    More commentary about oppression by US enemies, which could be part of the US program to discredit and possibly destabilize the Chinese regime.
    http://www.atimes.com/atimes/China/KG18Ad01.html
    With the advent of a few more troubles, China could begin to seriously resent US intervention in its internal affairs, at which point it has some impressive tools to deploy. China could begin targeting the US’ own soft underbelly of repression (Honduras, Haiti, Palestine, Afghanistan) and start funding its own “democracy” movements. Or it could simply remind the US of who is lending the money to keep the lights lit on Pennsylvania Avenue.
    The US is increasingly treading on quicksand when it moves to replace democratically elected governments with repressive ones and continuing to support other ones. Instead of demonizing US’ enemies, TWN needs to start running opinion pieces on the repressive aspects of US allies and how to bring democracy to them. Legitimacy should matter, particularly when the US chooses which countries to befriend. Illegitimate friends of the US are easy targets.

    Reply

  10. nicky says:

    Rothmans cigarettes
    Epique Cigarettes

    Reply

  11. easy e says:

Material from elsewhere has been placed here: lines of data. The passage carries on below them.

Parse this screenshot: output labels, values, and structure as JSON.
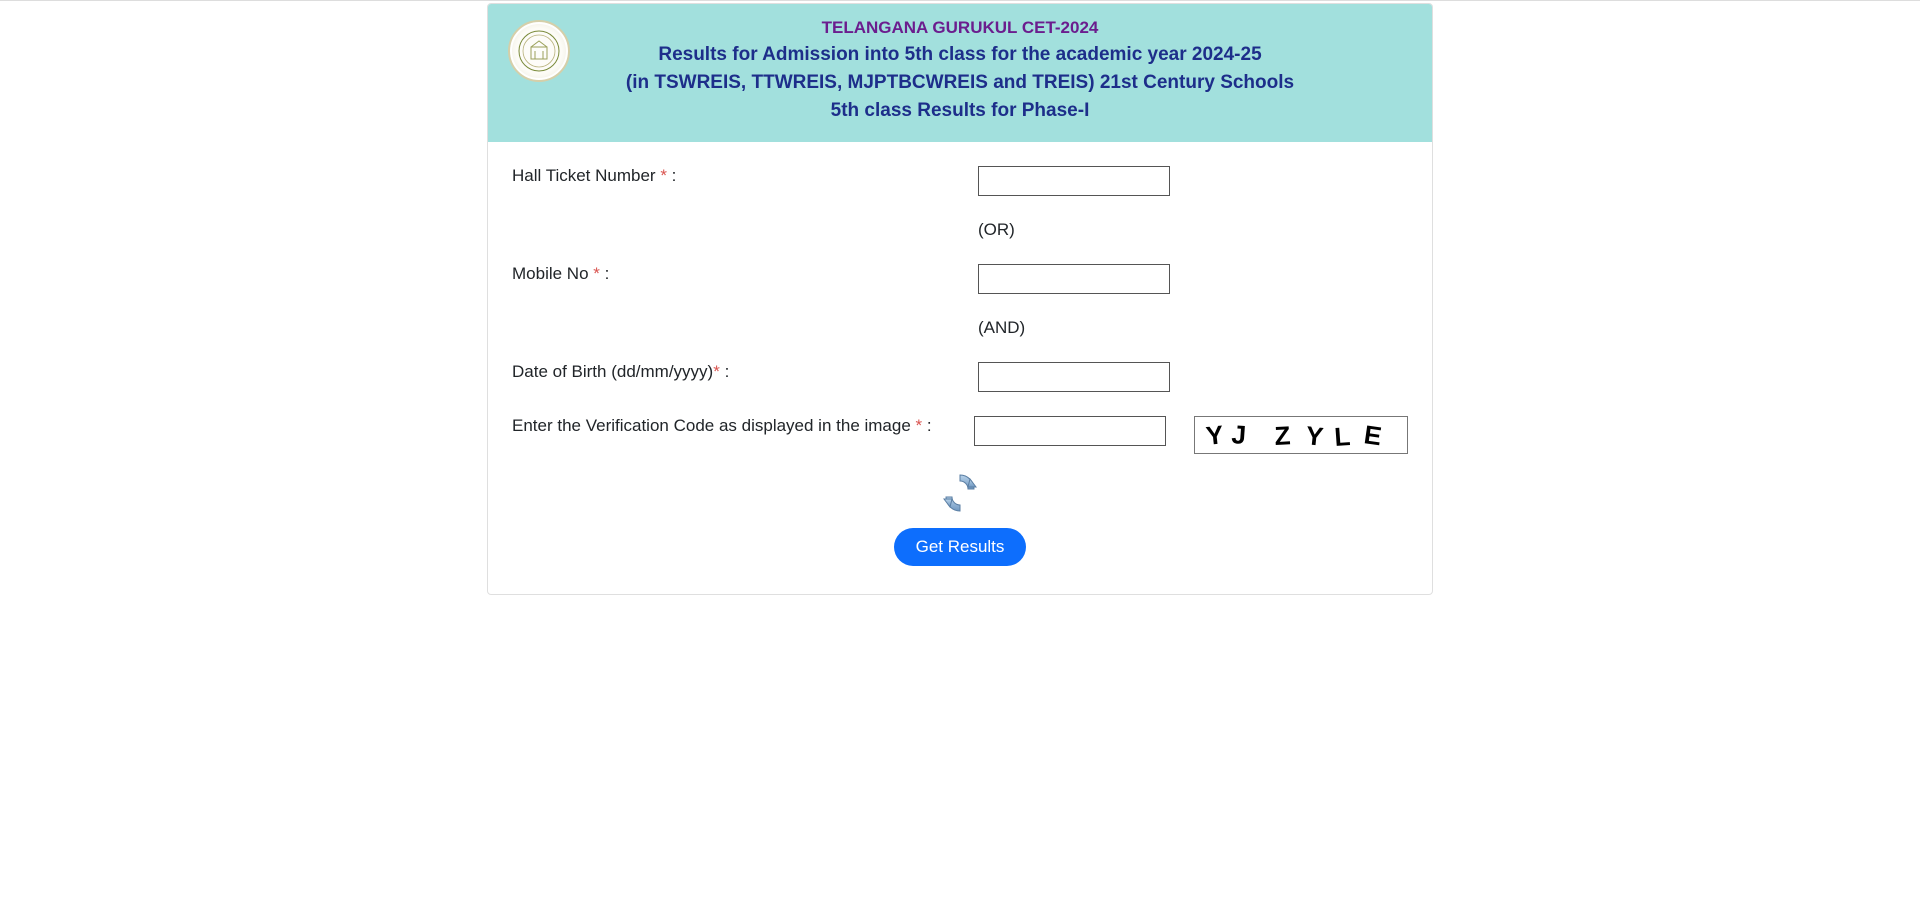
{
  "header": {
    "line1": "TELANGANA GURUKUL CET-2024",
    "line2": "Results for Admission into 5th class for the academic year 2024-25",
    "line3": "(in TSWREIS, TTWREIS, MJPTBCWREIS and TREIS) 21st Century Schools",
    "line4": "5th class Results for Phase-I"
  },
  "form": {
    "hall_ticket_label": "Hall Ticket Number ",
    "or_text": "(OR)",
    "mobile_label": "Mobile No ",
    "and_text": "(AND)",
    "dob_label": "Date of Birth (dd/mm/yyyy)",
    "captcha_label": "Enter the Verification Code as displayed in the image ",
    "colon": " :",
    "asterisk": "*",
    "captcha_value": "YJ ZYLE",
    "submit_label": "Get Results"
  }
}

    [Not to be redundant]
    Hey Steve, how about the latest TWN perspective on the CIA assassination program. Appears to be quite a bit here………..
    Make sure to also read the “comments” section in following links, especially the one by “DLD” in the first article (tpmmuckraker) and the few by “Kurt” in the second article (rawstory).
    Quite chilling. Would be interested in TWN/NAF positions on this.
    Report: CIA Assassin Program Could Operate Anywhere — Even Inside U.S.
    http://tpmmuckraker.talkingpointsmemo.com/2009/07/report_cia_assassin_program_could_operate_anywhere.php?ref=fpb
    Report: ‘No geographical limitations’ on CIA assassination program
    http://rawstory.com/08/news/2009/07/16/report-no-geographical-limitations-on-cia-assassination-program/

    Reply

  12. brigid says:

    Strange how such an anti-Islamic state has such warm relations with countries like Iran, Pakistan, and the Sudan.
    And here we are, nearing the end of the first decade of the 21st century, the right wing ideological dream that embrace of capitalism would bring democracy and human rights to China and any other country who follow suit is revealed as such a falsehood.

    Reply

  13. Zathras says:

    It’s curious that neither commentary by Ms. Larson mentions either the similarity of Chinese policy toward dissent in Xinjiang to Chinese policy toward dissent in Tibet or the impact of Han Chinese migration into traditionally Uighur cities.
    Curious also is Larson’s ascription to Chinese Communists of incomprehension with respect to religion. The Party has always been hostile to religion, not just to Islam. It sees religion as a threat to the authority of the officially atheist state because, as long as the state remains officially atheist, religion is at least a potential threat to its authority.
    Does the Chinese Communist Party make problems for itself in the short run through its ham-handed suppression of Uighur Muslims — also Tibetans, Han Christians and adherents of Falun Gong? No doubt. A policy of tolerance and accomodation would appease grievances before religious and ethnic minorities could act on them. The question that matters to Beijing is what such accomodations would mean, cumulatively, for the authority and nature of the Chinese state.

    Reply

Add your comment

Your email address will not be published. Required fields are marked *